Advocacy is a vital part of what impacts health professionals and their patients. Through the JeffSTARS program, we have many future physicians who learn how advocacy impacts the work they do and what their patients will see. Recently, Lily Segal was a part of our program and she reflected on the impact it had on her and the work she will do as a doctor.
During my month on my advocacy elective, I learned about the importance of big A advocacy, how to make a systemic impact. While individual advocacy in our every practice as physicians is incredibly important and should be engrained in every physician, big A advocacy is another way to make a difference and impact more patients. I learned more about legislation and policy making and how as a physician I can get involved in those to help promote my future patients’ needs. Learning more about big A advocacy inspired me that I could eventually be a part of something large enough to make systemic changes for the patients I once saw experiencing homelessness so that they would not have to face the same hurdles every day.
During my time with AHA, I started to gain crucial skills toward getting involved in big A advocacy. Prior to this, I had no experience with government and legislation. I was able to attend a Philadelphia City Council meeting and the mayor unveiling the budget. I had no idea these were open to the public and it was incredible to hear what City Council’s priorities were for the city in that moment and to hear public opinion about them. Throughout my month with AHA, I learned about the impact of a city’s budget and how to advocate for the allocation of funds to help address health inequities. We specifically looked at the importance of quality early childhood education setting children up for successful futures. With this mission, we paid close attention to the City’s budget to ensure our mission was being addressed. I was able to share this project and stress the importance of advocating for specific programs in a budget, and becoming familiar with budgets, when I met with my peers to discuss our experiences.

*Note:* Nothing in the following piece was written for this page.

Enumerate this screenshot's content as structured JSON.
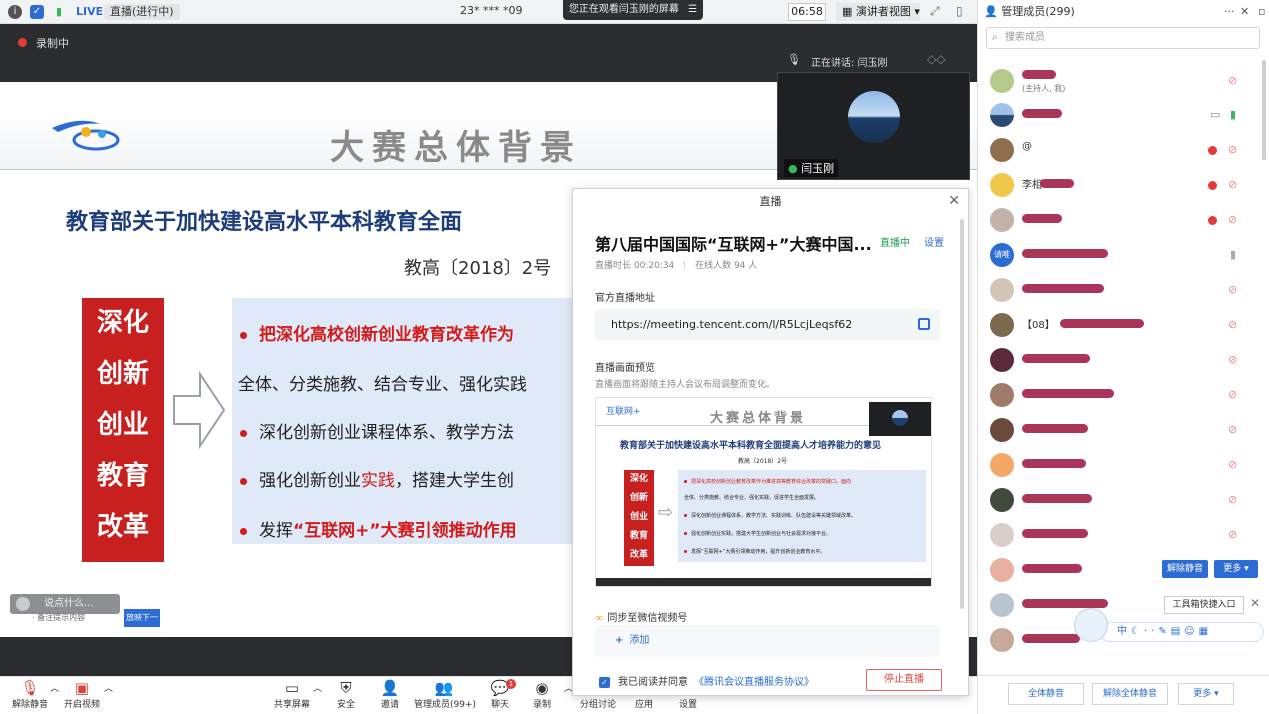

I am so appreciative that I was able to work with AHA and learn how to become a more impactful physician. I have even more found appreciation for quality early childhood education, creating a budget, and all the work that goes on behind the scenes working towards making children healthier. This experience has further sparked a passion within me to continue to strive to address health inequities in our society regardless of where I practice. I now feel more confident and comfortable being able to advocate for the health of my patients and communities that I am a part of!